“Keeping this constitutional provision in mind Jamia Millia Islamia (JMI) was formed with the singular objective of educating the Muslim Community of India which was lagging far behind their fellow countrymen,” said Ilyas Malik, convener of the newly formed Jamia Minority Status Coordination Committee (JMSCC). He was speaking to RINA over the telephone. “It is responsibility of present and past students of Jamia to come forward and take up this task of restoring the minority status of Jamia”, emphasised Malik

Throwing light on the need and purpose of forming yet another new organisation when there are several others in operation for achieving the same goal former president of Jamia Students Union Malik disclosed, “The underlying principal behind such a move is to bring all of those individuals and institutions such as Jamia Teachers Association, Jamia Old Boys Association who are fighting for the minority status of Jamia on a common platform and to make a united effort in this direction”.

Dealing with the history of this movement Malik told, “Actually, at the time of its establishment Jamia was declared a Minority institution. In the year 1962 the University Grants Commission (UGC) accepted Jamia’s minority status. The status quo was maintained even when it was declared a Central University by an Act of Parliament”. “However, in due course of time the momentum was lost and the movement (for restoring the minority status of Jamia) went astray from its founding principles. The SC/ST Reservation Bill and other similar factors combined further weakened the progress of this movement, lamented Malik.

However, he had a special word of praise for all of those associated with the similar movement of Aligarh Muslim University (AMU) who successfully fought for the restoration of AMU’s minority character. He felt an utter need for such a united action in the case of Jamia as well.

According to Malik, “As the name suggests it is a ‘Coordination Committee’ which signifies that the Committee will ‘Coordinate’ with different sections of the society to drive home its point. The setting up of this Committee is the first step in this direction”. Divulging the future course of action Malik revealed, “The next step would be to mobilise public opinion especially of the people residing in Jamia Nagar. Once these two tasks are complete, we shall make a representation to the government for demanding the minority status of Jamia”.

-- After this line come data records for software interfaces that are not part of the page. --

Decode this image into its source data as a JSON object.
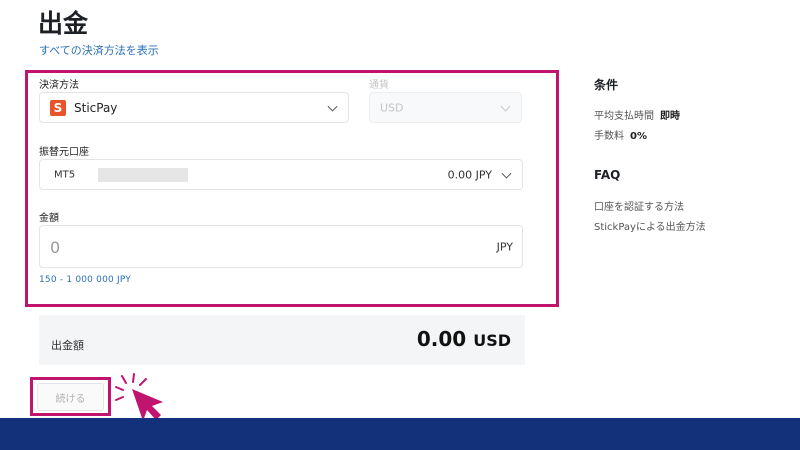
{
  "page": {
    "title": "出金",
    "all_methods_link": "すべての決済方法を表示"
  },
  "form": {
    "payment_method": {
      "label": "決済方法",
      "value": "SticPay",
      "icon_letter": "S"
    },
    "currency": {
      "label": "通貨",
      "value": "USD"
    },
    "source_account": {
      "label": "振替元口座",
      "platform": "MT5",
      "balance": "0.00 JPY"
    },
    "amount": {
      "label": "金額",
      "placeholder": "0",
      "unit": "JPY",
      "range": "150 - 1 000 000 JPY"
    }
  },
  "summary": {
    "label": "出金額",
    "value": "0.00",
    "currency": "USD"
  },
  "actions": {
    "continue_label": "続ける"
  },
  "sidebar": {
    "conditions_heading": "条件",
    "avg_time_label": "平均支払時間",
    "avg_time_value": "即時",
    "fee_label": "手数料",
    "fee_value": "0%",
    "faq_heading": "FAQ",
    "faq_links": [
      "口座を認証する方法",
      "StickPayによる出金方法"
    ]
  },
  "colors": {
    "highlight": "#c0146e",
    "footer": "#13307a",
    "link": "#2a6fb5",
    "sticpay_orange": "#e8552a"
  }
}
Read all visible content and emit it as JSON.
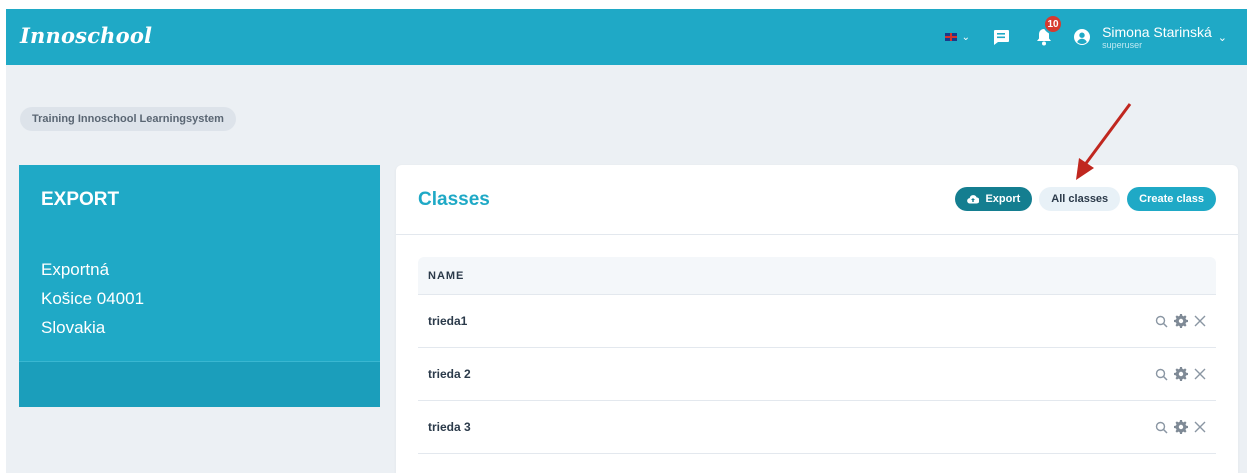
{
  "app": {
    "brand": "Innoschool",
    "notification_count": "10",
    "user_name": "Simona Starinská",
    "user_role": "superuser",
    "language_icon": "uk-flag-icon"
  },
  "breadcrumb": "Training Innoschool Learningsystem",
  "org_card": {
    "title": "EXPORT",
    "address_line1": "Exportná",
    "address_line2": "Košice 04001",
    "address_line3": "Slovakia"
  },
  "classes": {
    "title": "Classes",
    "buttons": {
      "export": "Export",
      "all_classes": "All classes",
      "create_class": "Create class"
    },
    "columns": [
      "NAME"
    ],
    "rows": [
      "trieda1",
      "trieda 2",
      "trieda 3"
    ]
  },
  "colors": {
    "brand": "#1fa9c6",
    "export_button": "#147e90",
    "badge": "#d63a2f",
    "annotation_arrow": "#c0271f"
  }
}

Replying to a question Mr. Malik maintained, “Since Jamia Nagar exists due to Jamia so there is an absolute need to educate people residing here about our struggle. Then only we can convert it into a mass movement and create pressure on the government to restore the minority status of Jamia. This is our aim and we hope that soon or later we shall be successful”.